# [Brief]
The answer must consist of every line in the data that contains "icon".
+ + +
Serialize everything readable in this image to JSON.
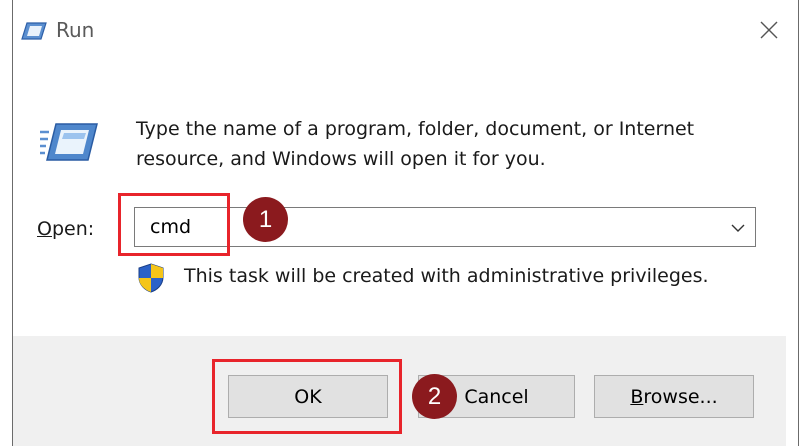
{
  "window": {
    "title": "Run",
    "title_icon": "run-icon",
    "close_icon": "close-icon"
  },
  "dialog": {
    "description": "Type the name of a program, folder, document, or Internet resource, and Windows will open it for you.",
    "program_icon": "run-program-icon",
    "open_label_first": "O",
    "open_label_rest": "pen:",
    "input_value": "cmd",
    "dropdown_icon": "chevron-down-icon",
    "shield_icon": "uac-shield-icon",
    "admin_note": "This task will be created with administrative privileges."
  },
  "buttons": {
    "ok": "OK",
    "cancel": "Cancel",
    "browse_first": "B",
    "browse_rest": "rowse..."
  },
  "annotations": {
    "step1": "1",
    "step2": "2",
    "highlight_color": "#e8242b",
    "badge_color": "#8b1a1e"
  }
}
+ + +
# [Finished exercise]
    "title_icon": "run-icon",
    "close_icon": "close-icon"
    "program_icon": "run-program-icon",
    "dropdown_icon": "chevron-down-icon",
    "shield_icon": "uac-shield-icon",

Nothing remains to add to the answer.